My experience of New Orleans is still limited to the French Quarter, which doesn’t seem to have changed since the students’ spring break. It also seems that the students have never left, captivated by the hidden forces of the city.

My musical cities

I might have been expecting more from the musical cities. Having a certain history doesn’t necessarily mean that a place can live up to it. Neither Nashville nor Memphis has left me with an intrinsically bad impression, but in both cases I couldn’t help but think that they looked as if someone had scattered buildings on a previously empty space, without any particular attention.

My thousand miles

I’m in the lobby of the Thrifty Inn near the Nashville Airport. Last night we reached our first 1000 miles, crossed our first time zone and got our first (and possibly last) speeding ticket.

Alright, these things happen. I maintain they happen more easily if you have a New York license plate. The only times I’ve ever been pulled over by the police (well, not I specifically, as I was never at the wheel, considering the first two times I was 13) I had a New York license plate.

My road trip

After three days in New York, I’m having breakfast at Starbucks in Washington Heights, getting the final details ready for the road trip. In slightly more than three hours I’ll meet Matteo at the Newark Airport, where, we hope, the car we rented will be waiting for us.

It seems that New York will give me a clear enough sky this morning, as opposed to yesterday afternoon’s crazy rains. Don’t get me wrong: I loved it. The temperature was agreeable, and having an umbrella (which, in my case, started falling apart, as do all the umbrellas I bring to New York) is enough to keep the experience under control.

Plus, it only takes a quick walk into the Subway system to completely dry off – except for some residual sweat, which is due to the system’s tropical climate. (And I thought hell was supposed to be a dry place.)

Our first leg will take us to Washington, D.C., which is actually a last-minute addition. Not too far, just enough to warm us up.

That time of year

I don’t think I had realized what jasmines were before the summer of 1989, when their violent scent made me twitch my nose every time I passed by (or entered, which was also very frequent) the McDonald’s restaurant on El Camino Real in Palo Alto. I found it nauseating, and one of the reasons was probably that on our first afternoon we had decided to walk all the way there from Barron Park – a walk that took our European legs forever to accomplish, and probably also left us quite scorched by an unusual sun. That walk became familiar very soon, and such familiarity made it feel shorter and shorter every time we took it.

My spring break

Three more days and I will be at Amsterdam Airport Schiphol waiting for a flight to New York. (Newark, to be more precise, but who really goes to Newark anyway?)

A week in New York was supposed to be just a relaxing gateway to the PCA/ACA conference in New Orleans, but, considering the way my work has been going lately, I think it will be slightly less relaxing than expected.
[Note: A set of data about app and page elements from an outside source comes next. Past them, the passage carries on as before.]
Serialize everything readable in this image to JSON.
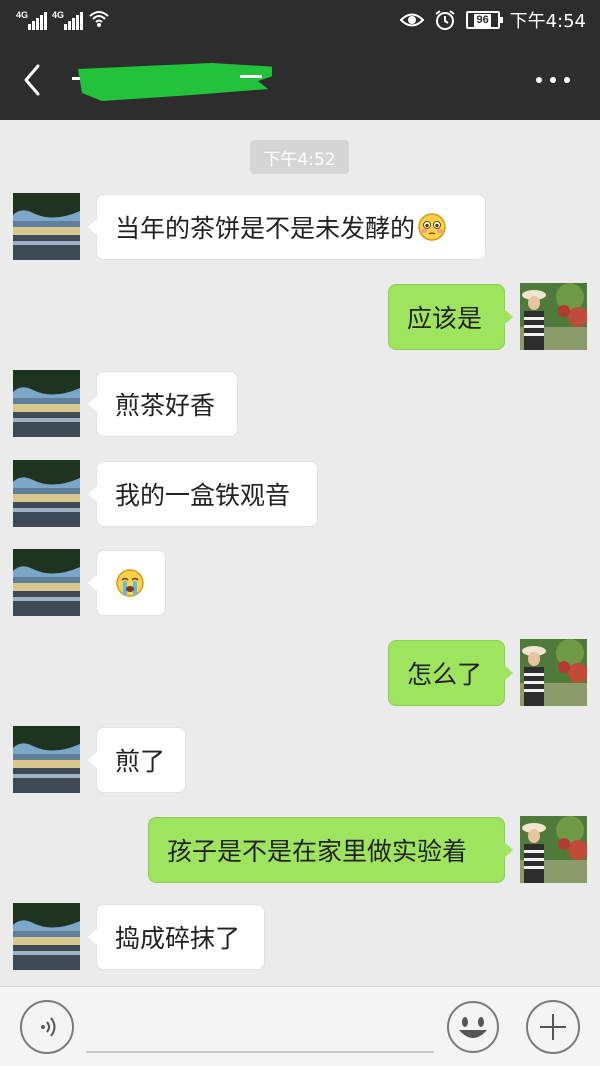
{
  "status_bar": {
    "signal_1_label": "4G",
    "signal_2_label": "4G",
    "battery_level": "96",
    "time": "下午4:54"
  },
  "header": {
    "title": "",
    "title_redacted": true
  },
  "chat": {
    "timestamp": "下午4:52",
    "messages": [
      {
        "side": "in",
        "text": "当年的茶饼是不是未发酵的",
        "emoji": "blush-face"
      },
      {
        "side": "out",
        "text": "应该是"
      },
      {
        "side": "in",
        "text": "煎茶好香"
      },
      {
        "side": "in",
        "text": "我的一盒铁观音"
      },
      {
        "side": "in",
        "text": "",
        "emoji": "crying-face"
      },
      {
        "side": "out",
        "text": "怎么了"
      },
      {
        "side": "in",
        "text": "煎了"
      },
      {
        "side": "out",
        "text": "孩子是不是在家里做实验着"
      },
      {
        "side": "in",
        "text": "捣成碎抹了"
      }
    ]
  },
  "input_bar": {
    "voice_icon": "voice-icon",
    "emoji_icon": "emoji-icon",
    "plus_icon": "plus-icon"
  },
  "colors": {
    "header_bg": "#2d2d2d",
    "chat_bg": "#ebebeb",
    "outgoing_bubble": "#9fe45e",
    "incoming_bubble": "#ffffff",
    "redaction": "#22c33a"
  }
}
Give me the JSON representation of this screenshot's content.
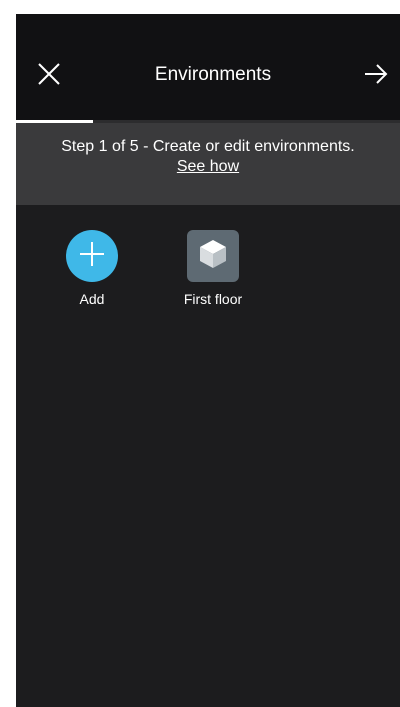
{
  "header": {
    "title": "Environments",
    "close_icon": "close-icon",
    "next_icon": "arrow-right-icon"
  },
  "progress": {
    "current_step": 1,
    "total_steps": 5,
    "fraction": 0.2
  },
  "banner": {
    "text": "Step 1 of 5 - Create or edit environments.",
    "link_label": "See how"
  },
  "environments": {
    "add": {
      "label": "Add",
      "icon": "plus-icon",
      "color": "#3fb8e8"
    },
    "items": [
      {
        "label": "First floor",
        "icon": "cube-icon",
        "color": "#5e6a73"
      }
    ]
  },
  "colors": {
    "background": "#1c1c1e",
    "header": "#111113",
    "banner": "#3a3a3c",
    "accent": "#3fb8e8"
  }
}
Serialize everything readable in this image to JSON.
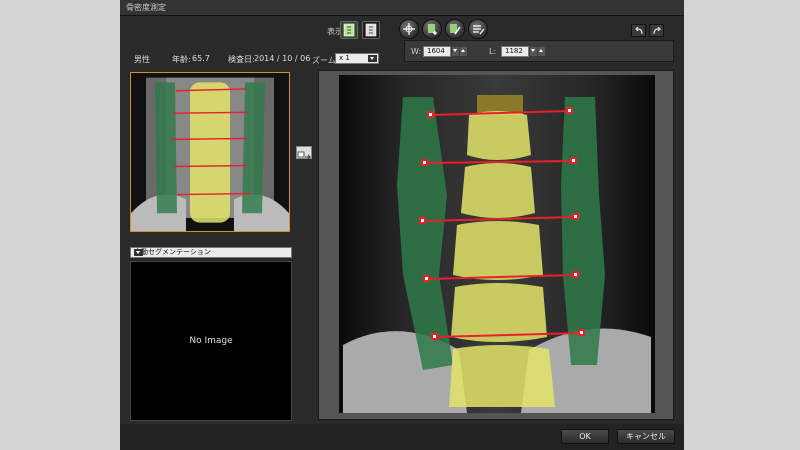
{
  "window": {
    "title": "骨密度測定"
  },
  "toolbar": {
    "display_label": "表示:",
    "zoom_label": "ズーム:",
    "zoom_value": "x 1"
  },
  "patient": {
    "gender": "男性",
    "age_label": "年齢:",
    "age": "65.7",
    "exam_date_label": "検査日:",
    "exam_date": "2014 / 10 / 06"
  },
  "window_level": {
    "w_label": "W:",
    "w_value": "1604",
    "l_label": "L:",
    "l_value": "1182"
  },
  "segmentation": {
    "selected": "自動セグメンテーション"
  },
  "secondary_image": {
    "placeholder": "No Image"
  },
  "footer": {
    "ok_label": "OK",
    "cancel_label": "キャンセル"
  },
  "colors": {
    "bone_region": "#e4e46a",
    "soft_tissue_region": "#2e7a4a",
    "measure_line": "#e8202a",
    "selected_border": "#d98c2b"
  },
  "icons": [
    "display-mode-1-icon",
    "display-mode-2-icon",
    "crosshair-icon",
    "add-roi-icon",
    "edit-roi-icon",
    "list-edit-icon",
    "undo-icon",
    "redo-icon",
    "transfer-icon"
  ]
}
By now I’m used to roaming the city to find spots where work can be done – if not necessarily quiet, they should at least provide a comfortable, long-lasting place to sit and wi-fi connection. I used to be fond of Doma, but I think I was more into their rugged wooden floors and the good music than anything else. Also, their lack of wi-fi is a deal breaker when I have work to do.

U2’s web designer: funny or incompetent?
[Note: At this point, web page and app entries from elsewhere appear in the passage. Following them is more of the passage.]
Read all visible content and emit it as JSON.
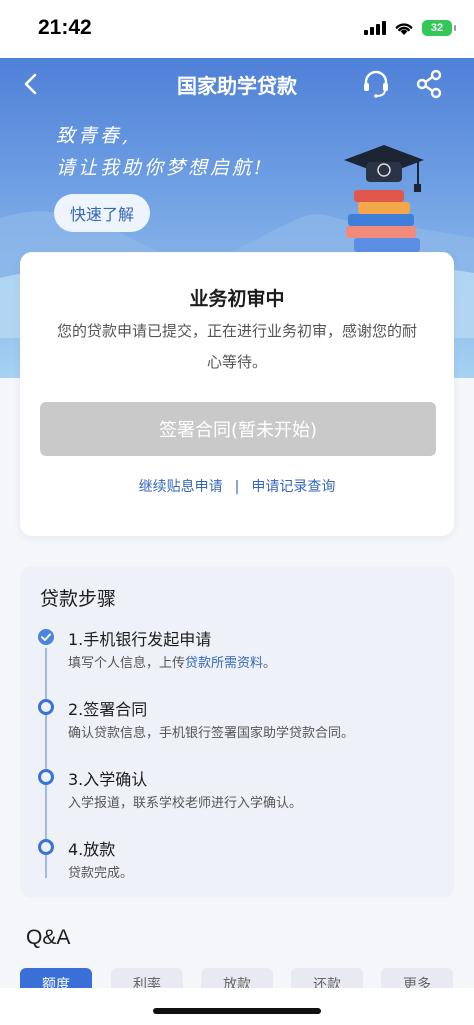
{
  "status_bar": {
    "time": "21:42",
    "battery": "32"
  },
  "nav": {
    "title": "国家助学贷款"
  },
  "hero": {
    "slogan_line1": "致青春,",
    "slogan_line2": "请让我助你梦想启航!",
    "learn_button": "快速了解"
  },
  "status_card": {
    "title": "业务初审中",
    "description": "您的贷款申请已提交，正在进行业务初审，感谢您的耐心等待。",
    "sign_button": "签署合同(暂未开始)",
    "link_continue": "继续贴息申请",
    "link_separator": "|",
    "link_records": "申请记录查询"
  },
  "steps": {
    "title": "贷款步骤",
    "items": [
      {
        "title": "1.手机银行发起申请",
        "desc_prefix": "填写个人信息，上传",
        "desc_highlight": "贷款所需资料",
        "desc_suffix": "。",
        "done": true
      },
      {
        "title": "2.签署合同",
        "desc": "确认贷款信息，手机银行签署国家助学贷款合同。",
        "done": false
      },
      {
        "title": "3.入学确认",
        "desc": "入学报道，联系学校老师进行入学确认。",
        "done": false
      },
      {
        "title": "4.放款",
        "desc": "贷款完成。",
        "done": false
      }
    ]
  },
  "qa": {
    "title": "Q&A",
    "tabs": [
      "额度",
      "利率",
      "放款",
      "还款",
      "更多"
    ],
    "active_tab": 0
  },
  "colors": {
    "primary": "#3a6fd8",
    "link": "#3567b8",
    "disabled_button": "#c9c9c9"
  }
}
Here’s the notice at the bottom of the u2.com home page:

The site is designed for the widest possible access.

For best results, please use a recent browser, set your screen size to 1024x768 and install the latest version of Flash.

First of all, asking users to set their screen size to 1024x768 is misleading, if not just plain wrong: if a screen’s native resolution is larger than that, there should be no problem at all, and it would make no sense to lower it; if, on the other hand, the native resolution is lower, chances are it will be impossible to set it to a higher value. Not to mention the fact that changing a screen’s native resolution most often results in very bad graphics.

Second, “install the latest version of Flash”? Since when does that equal to “widest possible access”?

Events of the week (Jan. 5-11, 2009)

Last week was full of events, both in the real world and in my little world, where some news seems to arrive with uncanny lateness.

Macworld

In that real-world fantasyland that’s better known as San Francisco it was Macworld week. I think the best summary of it was provided by my Berkeleyan friends, Sheila and Lloyd, in a recent e-mail:

This has been the quietest Macworld week ever. You weren’t there – Steve Jobs wasn’t there.

I’m flattered that my absence didn’t go totally unnoticed. On the other hand, Mr Jobs’s absence was highly publicized, so much that I don’t need to explore it any further. Despite him not delivering the keynote, and leaving it to Phil Schiller, I don’t think it was as underwhelming as a lot of people claim.

Pages